━━━━━ SOURCE MATERIAL ━━━━━

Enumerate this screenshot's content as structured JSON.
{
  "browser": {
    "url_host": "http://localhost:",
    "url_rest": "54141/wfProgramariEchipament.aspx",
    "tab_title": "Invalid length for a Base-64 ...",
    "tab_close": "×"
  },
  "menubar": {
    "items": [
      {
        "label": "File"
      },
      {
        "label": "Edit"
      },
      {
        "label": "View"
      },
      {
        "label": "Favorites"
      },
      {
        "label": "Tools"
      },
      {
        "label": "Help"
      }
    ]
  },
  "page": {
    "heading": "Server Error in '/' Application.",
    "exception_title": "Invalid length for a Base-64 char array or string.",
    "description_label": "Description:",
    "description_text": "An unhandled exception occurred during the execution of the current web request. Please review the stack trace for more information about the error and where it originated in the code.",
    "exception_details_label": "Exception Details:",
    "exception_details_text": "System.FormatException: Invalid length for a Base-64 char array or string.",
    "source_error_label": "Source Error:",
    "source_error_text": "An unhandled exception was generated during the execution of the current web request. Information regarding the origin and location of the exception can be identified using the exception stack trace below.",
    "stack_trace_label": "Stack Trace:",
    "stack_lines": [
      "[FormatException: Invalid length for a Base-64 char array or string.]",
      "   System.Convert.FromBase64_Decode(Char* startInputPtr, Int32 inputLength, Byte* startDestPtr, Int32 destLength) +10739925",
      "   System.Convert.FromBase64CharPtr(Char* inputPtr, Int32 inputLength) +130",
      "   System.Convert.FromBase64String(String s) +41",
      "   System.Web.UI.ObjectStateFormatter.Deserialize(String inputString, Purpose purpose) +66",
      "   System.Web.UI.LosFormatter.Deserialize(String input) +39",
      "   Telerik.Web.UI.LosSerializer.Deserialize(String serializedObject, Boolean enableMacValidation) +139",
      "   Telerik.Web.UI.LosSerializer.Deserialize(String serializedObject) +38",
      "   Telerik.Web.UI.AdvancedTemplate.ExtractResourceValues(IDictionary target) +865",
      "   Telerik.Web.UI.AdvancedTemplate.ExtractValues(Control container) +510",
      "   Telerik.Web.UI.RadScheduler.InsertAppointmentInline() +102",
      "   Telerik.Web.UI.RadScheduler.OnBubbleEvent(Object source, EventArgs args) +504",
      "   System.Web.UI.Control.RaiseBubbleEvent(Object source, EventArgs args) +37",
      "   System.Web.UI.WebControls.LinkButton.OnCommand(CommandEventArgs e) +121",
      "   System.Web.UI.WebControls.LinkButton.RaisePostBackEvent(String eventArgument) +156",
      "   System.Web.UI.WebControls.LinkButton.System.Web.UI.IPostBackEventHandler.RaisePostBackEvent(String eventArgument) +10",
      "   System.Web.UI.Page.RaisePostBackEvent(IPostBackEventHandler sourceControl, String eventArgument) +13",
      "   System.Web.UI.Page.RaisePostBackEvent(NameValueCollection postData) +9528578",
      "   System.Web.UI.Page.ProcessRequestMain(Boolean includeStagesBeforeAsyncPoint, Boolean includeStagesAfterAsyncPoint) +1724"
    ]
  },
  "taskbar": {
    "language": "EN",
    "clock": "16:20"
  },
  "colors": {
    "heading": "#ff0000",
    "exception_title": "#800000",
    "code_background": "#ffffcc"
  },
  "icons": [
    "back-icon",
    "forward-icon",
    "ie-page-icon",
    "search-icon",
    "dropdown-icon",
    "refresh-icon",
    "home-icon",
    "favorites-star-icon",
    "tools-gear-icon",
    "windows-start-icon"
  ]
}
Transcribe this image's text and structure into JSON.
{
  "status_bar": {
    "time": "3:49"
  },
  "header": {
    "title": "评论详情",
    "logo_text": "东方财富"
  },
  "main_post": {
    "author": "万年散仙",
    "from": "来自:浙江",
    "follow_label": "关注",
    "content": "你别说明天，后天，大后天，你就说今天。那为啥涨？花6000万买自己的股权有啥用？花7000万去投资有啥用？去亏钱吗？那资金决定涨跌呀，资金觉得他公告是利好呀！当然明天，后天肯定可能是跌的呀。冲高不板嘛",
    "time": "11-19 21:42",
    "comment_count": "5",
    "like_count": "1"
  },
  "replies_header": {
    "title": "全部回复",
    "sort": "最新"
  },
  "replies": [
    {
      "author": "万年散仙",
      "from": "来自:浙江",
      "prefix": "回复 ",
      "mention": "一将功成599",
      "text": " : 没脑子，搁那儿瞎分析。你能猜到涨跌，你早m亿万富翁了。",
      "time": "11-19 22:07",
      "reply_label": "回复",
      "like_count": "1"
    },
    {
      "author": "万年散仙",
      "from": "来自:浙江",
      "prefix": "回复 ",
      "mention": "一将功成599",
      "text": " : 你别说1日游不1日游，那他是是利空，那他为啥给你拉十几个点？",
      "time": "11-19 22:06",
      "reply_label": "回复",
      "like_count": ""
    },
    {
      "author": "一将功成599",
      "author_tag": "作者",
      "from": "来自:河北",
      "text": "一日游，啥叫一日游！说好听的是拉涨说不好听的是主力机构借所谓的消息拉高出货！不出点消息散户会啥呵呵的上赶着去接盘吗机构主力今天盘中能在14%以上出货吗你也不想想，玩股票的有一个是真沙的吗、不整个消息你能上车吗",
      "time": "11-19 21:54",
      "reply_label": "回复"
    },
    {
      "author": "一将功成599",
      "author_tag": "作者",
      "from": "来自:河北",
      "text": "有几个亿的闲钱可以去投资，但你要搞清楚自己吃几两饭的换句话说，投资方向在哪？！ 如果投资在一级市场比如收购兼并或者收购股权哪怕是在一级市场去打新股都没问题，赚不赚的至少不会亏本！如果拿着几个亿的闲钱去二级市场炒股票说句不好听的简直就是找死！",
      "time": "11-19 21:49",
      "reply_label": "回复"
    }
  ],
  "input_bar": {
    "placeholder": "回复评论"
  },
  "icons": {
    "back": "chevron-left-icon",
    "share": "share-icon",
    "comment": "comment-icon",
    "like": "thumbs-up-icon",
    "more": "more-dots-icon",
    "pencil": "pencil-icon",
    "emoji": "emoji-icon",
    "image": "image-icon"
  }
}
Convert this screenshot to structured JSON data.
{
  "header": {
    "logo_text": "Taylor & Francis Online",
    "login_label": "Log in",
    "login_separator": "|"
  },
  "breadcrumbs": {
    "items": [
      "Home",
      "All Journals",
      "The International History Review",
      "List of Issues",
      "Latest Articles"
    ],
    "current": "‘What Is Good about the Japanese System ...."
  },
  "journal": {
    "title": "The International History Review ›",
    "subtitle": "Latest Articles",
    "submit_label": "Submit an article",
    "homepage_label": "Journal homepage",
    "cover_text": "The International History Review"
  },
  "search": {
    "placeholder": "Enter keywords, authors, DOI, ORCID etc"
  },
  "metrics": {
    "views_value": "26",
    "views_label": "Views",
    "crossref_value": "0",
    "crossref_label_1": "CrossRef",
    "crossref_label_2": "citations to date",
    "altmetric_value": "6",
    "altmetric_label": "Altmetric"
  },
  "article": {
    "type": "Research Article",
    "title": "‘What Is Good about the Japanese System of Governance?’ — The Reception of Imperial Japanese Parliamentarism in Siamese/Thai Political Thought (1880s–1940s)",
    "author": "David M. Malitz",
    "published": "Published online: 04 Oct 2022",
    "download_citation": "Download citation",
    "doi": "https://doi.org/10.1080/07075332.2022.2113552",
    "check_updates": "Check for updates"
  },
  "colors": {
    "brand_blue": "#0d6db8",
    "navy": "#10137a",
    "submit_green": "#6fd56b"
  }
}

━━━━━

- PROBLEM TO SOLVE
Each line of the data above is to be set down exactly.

- WRITTEN REPLY
Enumerate this screenshot's content as structured JSON.
{
  "browser": {
    "url_host": "http://localhost:",
    "url_rest": "54141/wfProgramariEchipament.aspx",
    "tab_title": "Invalid length for a Base-64 ...",
    "tab_close": "×"
  },
  "menubar": {
    "items": [
      {
        "label": "File"
      },
      {
        "label": "Edit"
      },
      {
        "label": "View"
      },
      {
        "label": "Favorites"
      },
      {
        "label": "Tools"
      },
      {
        "label": "Help"
      }
    ]
  },
  "page": {
    "heading": "Server Error in '/' Application.",
    "exception_title": "Invalid length for a Base-64 char array or string.",
    "description_label": "Description:",
    "description_text": "An unhandled exception occurred during the execution of the current web request. Please review the stack trace for more information about the error and where it originated in the code.",
    "exception_details_label": "Exception Details:",
    "exception_details_text": "System.FormatException: Invalid length for a Base-64 char array or string.",
    "source_error_label": "Source Error:",
    "source_error_text": "An unhandled exception was generated during the execution of the current web request. Information regarding the origin and location of the exception can be identified using the exception stack trace below.",
    "stack_trace_label": "Stack Trace:",
    "stack_lines": [
      "[FormatException: Invalid length for a Base-64 char array or string.]",
      "   System.Convert.FromBase64_Decode(Char* startInputPtr, Int32 inputLength, Byte* startDestPtr, Int32 destLength) +10739925",
      "   System.Convert.FromBase64CharPtr(Char* inputPtr, Int32 inputLength) +130",
      "   System.Convert.FromBase64String(String s) +41",
      "   System.Web.UI.ObjectStateFormatter.Deserialize(String inputString, Purpose purpose) +66",
      "   System.Web.UI.LosFormatter.Deserialize(String input) +39",
      "   Telerik.Web.UI.LosSerializer.Deserialize(String serializedObject, Boolean enableMacValidation) +139",
      "   Telerik.Web.UI.LosSerializer.Deserialize(String serializedObject) +38",
      "   Telerik.Web.UI.AdvancedTemplate.ExtractResourceValues(IDictionary target) +865",
      "   Telerik.Web.UI.AdvancedTemplate.ExtractValues(Control container) +510",
      "   Telerik.Web.UI.RadScheduler.InsertAppointmentInline() +102",
      "   Telerik.Web.UI.RadScheduler.OnBubbleEvent(Object source, EventArgs args) +504",
      "   System.Web.UI.Control.RaiseBubbleEvent(Object source, EventArgs args) +37",
      "   System.Web.UI.WebControls.LinkButton.OnCommand(CommandEventArgs e) +121",
      "   System.Web.UI.WebControls.LinkButton.RaisePostBackEvent(String eventArgument) +156",
      "   System.Web.UI.WebControls.LinkButton.System.Web.UI.IPostBackEventHandler.RaisePostBackEvent(String eventArgument) +10",
      "   System.Web.UI.Page.RaisePostBackEvent(IPostBackEventHandler sourceControl, String eventArgument) +13",
      "   System.Web.UI.Page.RaisePostBackEvent(NameValueCollection postData) +9528578",
      "   System.Web.UI.Page.ProcessRequestMain(Boolean includeStagesBeforeAsyncPoint, Boolean includeStagesAfterAsyncPoint) +1724"
    ]
  },
  "taskbar": {
    "language": "EN",
    "clock": "16:20"
  },
  "colors": {
    "heading": "#ff0000",
    "exception_title": "#800000",
    "code_background": "#ffffcc"
  },
  "icons": [
    "back-icon",
    "forward-icon",
    "ie-page-icon",
    "search-icon",
    "dropdown-icon",
    "refresh-icon",
    "home-icon",
    "favorites-star-icon",
    "tools-gear-icon",
    "windows-start-icon"
  ]
}
Transcribe this image's text and structure into JSON.
{
  "status_bar": {
    "time": "3:49"
  },
  "header": {
    "title": "评论详情",
    "logo_text": "东方财富"
  },
  "main_post": {
    "author": "万年散仙",
    "from": "来自:浙江",
    "follow_label": "关注",
    "content": "你别说明天，后天，大后天，你就说今天。那为啥涨？花6000万买自己的股权有啥用？花7000万去投资有啥用？去亏钱吗？那资金决定涨跌呀，资金觉得他公告是利好呀！当然明天，后天肯定可能是跌的呀。冲高不板嘛",
    "time": "11-19 21:42",
    "comment_count": "5",
    "like_count": "1"
  },
  "replies_header": {
    "title": "全部回复",
    "sort": "最新"
  },
  "replies": [
    {
      "author": "万年散仙",
      "from": "来自:浙江",
      "prefix": "回复 ",
      "mention": "一将功成599",
      "text": " : 没脑子，搁那儿瞎分析。你能猜到涨跌，你早m亿万富翁了。",
      "time": "11-19 22:07",
      "reply_label": "回复",
      "like_count": "1"
    },
    {
      "author": "万年散仙",
      "from": "来自:浙江",
      "prefix": "回复 ",
      "mention": "一将功成599",
      "text": " : 你别说1日游不1日游，那他是是利空，那他为啥给你拉十几个点？",
      "time": "11-19 22:06",
      "reply_label": "回复",
      "like_count": ""
    },
    {
      "author": "一将功成599",
      "author_tag": "作者",
      "from": "来自:河北",
      "text": "一日游，啥叫一日游！说好听的是拉涨说不好听的是主力机构借所谓的消息拉高出货！不出点消息散户会啥呵呵的上赶着去接盘吗机构主力今天盘中能在14%以上出货吗你也不想想，玩股票的有一个是真沙的吗、不整个消息你能上车吗",
      "time": "11-19 21:54",
      "reply_label": "回复"
    },
    {
      "author": "一将功成599",
      "author_tag": "作者",
      "from": "来自:河北",
      "text": "有几个亿的闲钱可以去投资，但你要搞清楚自己吃几两饭的换句话说，投资方向在哪？！ 如果投资在一级市场比如收购兼并或者收购股权哪怕是在一级市场去打新股都没问题，赚不赚的至少不会亏本！如果拿着几个亿的闲钱去二级市场炒股票说句不好听的简直就是找死！",
      "time": "11-19 21:49",
      "reply_label": "回复"
    }
  ],
  "input_bar": {
    "placeholder": "回复评论"
  },
  "icons": {
    "back": "chevron-left-icon",
    "share": "share-icon",
    "comment": "comment-icon",
    "like": "thumbs-up-icon",
    "more": "more-dots-icon",
    "pencil": "pencil-icon",
    "emoji": "emoji-icon",
    "image": "image-icon"
  }
}
Convert this screenshot to structured JSON data.
{
  "header": {
    "logo_text": "Taylor & Francis Online",
    "login_label": "Log in",
    "login_separator": "|"
  },
  "breadcrumbs": {
    "items": [
      "Home",
      "All Journals",
      "The International History Review",
      "List of Issues",
      "Latest Articles"
    ],
    "current": "‘What Is Good about the Japanese System ...."
  },
  "journal": {
    "title": "The International History Review ›",
    "subtitle": "Latest Articles",
    "submit_label": "Submit an article",
    "homepage_label": "Journal homepage",
    "cover_text": "The International History Review"
  },
  "search": {
    "placeholder": "Enter keywords, authors, DOI, ORCID etc"
  },
  "metrics": {
    "views_value": "26",
    "views_label": "Views",
    "crossref_value": "0",
    "crossref_label_1": "CrossRef",
    "crossref_label_2": "citations to date",
    "altmetric_value": "6",
    "altmetric_label": "Altmetric"
  },
  "article": {
    "type": "Research Article",
    "title": "‘What Is Good about the Japanese System of Governance?’ — The Reception of Imperial Japanese Parliamentarism in Siamese/Thai Political Thought (1880s–1940s)",
    "author": "David M. Malitz",
    "published": "Published online: 04 Oct 2022",
    "download_citation": "Download citation",
    "doi": "https://doi.org/10.1080/07075332.2022.2113552",
    "check_updates": "Check for updates"
  },
  "colors": {
    "brand_blue": "#0d6db8",
    "navy": "#10137a",
    "submit_green": "#6fd56b"
  }
}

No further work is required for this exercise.